#### TASK DETAILS
Each entry must come back word for word; drop the images as you go.

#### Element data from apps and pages
---------------
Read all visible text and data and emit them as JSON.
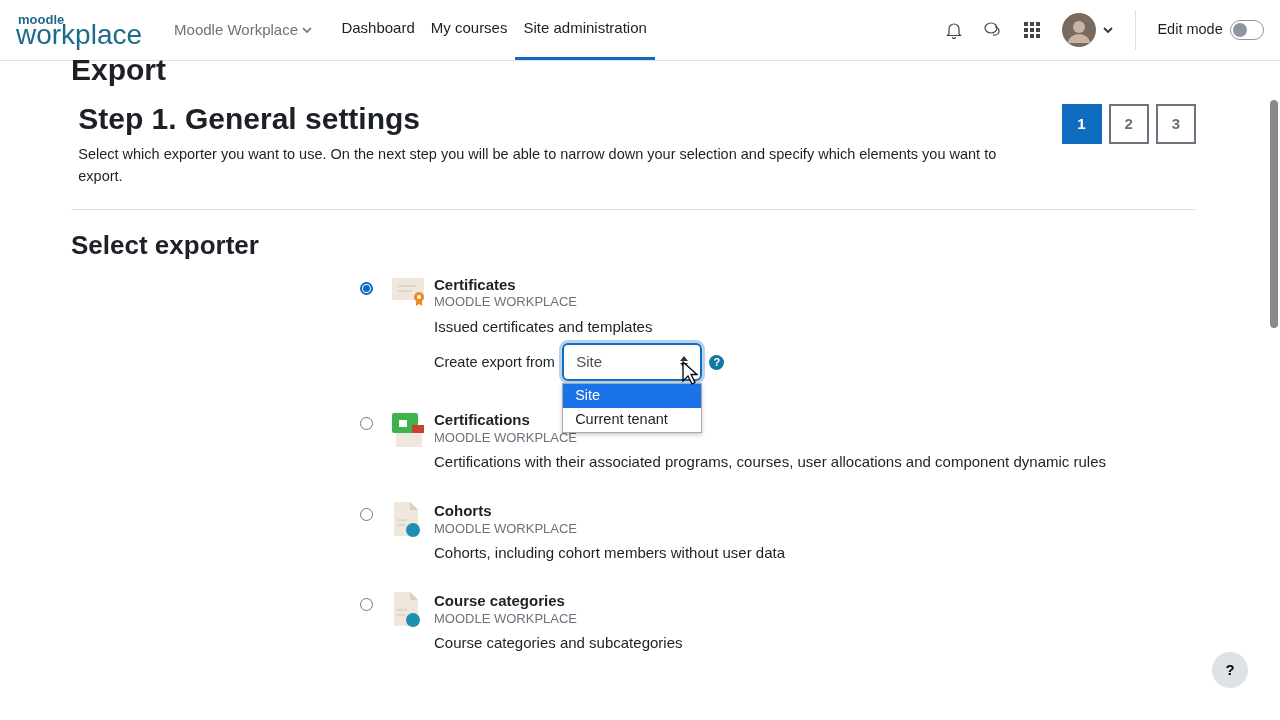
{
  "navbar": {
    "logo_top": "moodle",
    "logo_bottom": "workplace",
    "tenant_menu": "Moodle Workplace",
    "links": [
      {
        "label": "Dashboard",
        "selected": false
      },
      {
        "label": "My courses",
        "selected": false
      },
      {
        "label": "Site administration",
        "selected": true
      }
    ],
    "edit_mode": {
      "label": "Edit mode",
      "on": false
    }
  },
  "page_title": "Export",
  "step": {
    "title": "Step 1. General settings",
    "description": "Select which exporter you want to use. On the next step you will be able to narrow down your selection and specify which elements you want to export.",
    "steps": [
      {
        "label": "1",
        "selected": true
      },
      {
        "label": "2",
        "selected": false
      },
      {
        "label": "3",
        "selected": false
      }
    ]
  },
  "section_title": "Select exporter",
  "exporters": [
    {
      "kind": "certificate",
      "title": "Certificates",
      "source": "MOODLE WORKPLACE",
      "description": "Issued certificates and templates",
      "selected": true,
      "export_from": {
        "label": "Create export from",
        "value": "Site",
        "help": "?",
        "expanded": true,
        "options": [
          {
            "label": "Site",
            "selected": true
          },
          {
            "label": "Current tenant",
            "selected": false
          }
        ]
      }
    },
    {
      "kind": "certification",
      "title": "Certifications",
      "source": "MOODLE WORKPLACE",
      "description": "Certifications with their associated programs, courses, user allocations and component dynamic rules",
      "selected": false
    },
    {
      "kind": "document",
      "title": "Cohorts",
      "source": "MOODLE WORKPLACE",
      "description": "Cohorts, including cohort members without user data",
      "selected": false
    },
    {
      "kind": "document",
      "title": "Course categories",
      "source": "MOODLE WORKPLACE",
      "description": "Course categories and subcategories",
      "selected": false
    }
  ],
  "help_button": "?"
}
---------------
#### RESPONSE
Read all visible text and data and emit them as JSON.
{
  "navbar": {
    "logo_top": "moodle",
    "logo_bottom": "workplace",
    "tenant_menu": "Moodle Workplace",
    "links": [
      {
        "label": "Dashboard",
        "selected": false
      },
      {
        "label": "My courses",
        "selected": false
      },
      {
        "label": "Site administration",
        "selected": true
      }
    ],
    "edit_mode": {
      "label": "Edit mode",
      "on": false
    }
  },
  "page_title": "Export",
  "step": {
    "title": "Step 1. General settings",
    "description": "Select which exporter you want to use. On the next step you will be able to narrow down your selection and specify which elements you want to export.",
    "steps": [
      {
        "label": "1",
        "selected": true
      },
      {
        "label": "2",
        "selected": false
      },
      {
        "label": "3",
        "selected": false
      }
    ]
  },
  "section_title": "Select exporter",
  "exporters": [
    {
      "kind": "certificate",
      "title": "Certificates",
      "source": "MOODLE WORKPLACE",
      "description": "Issued certificates and templates",
      "selected": true,
      "export_from": {
        "label": "Create export from",
        "value": "Site",
        "help": "?",
        "expanded": true,
        "options": [
          {
            "label": "Site",
            "selected": true
          },
          {
            "label": "Current tenant",
            "selected": false
          }
        ]
      }
    },
    {
      "kind": "certification",
      "title": "Certifications",
      "source": "MOODLE WORKPLACE",
      "description": "Certifications with their associated programs, courses, user allocations and component dynamic rules",
      "selected": false
    },
    {
      "kind": "document",
      "title": "Cohorts",
      "source": "MOODLE WORKPLACE",
      "description": "Cohorts, including cohort members without user data",
      "selected": false
    },
    {
      "kind": "document",
      "title": "Course categories",
      "source": "MOODLE WORKPLACE",
      "description": "Course categories and subcategories",
      "selected": false
    }
  ],
  "help_button": "?"
}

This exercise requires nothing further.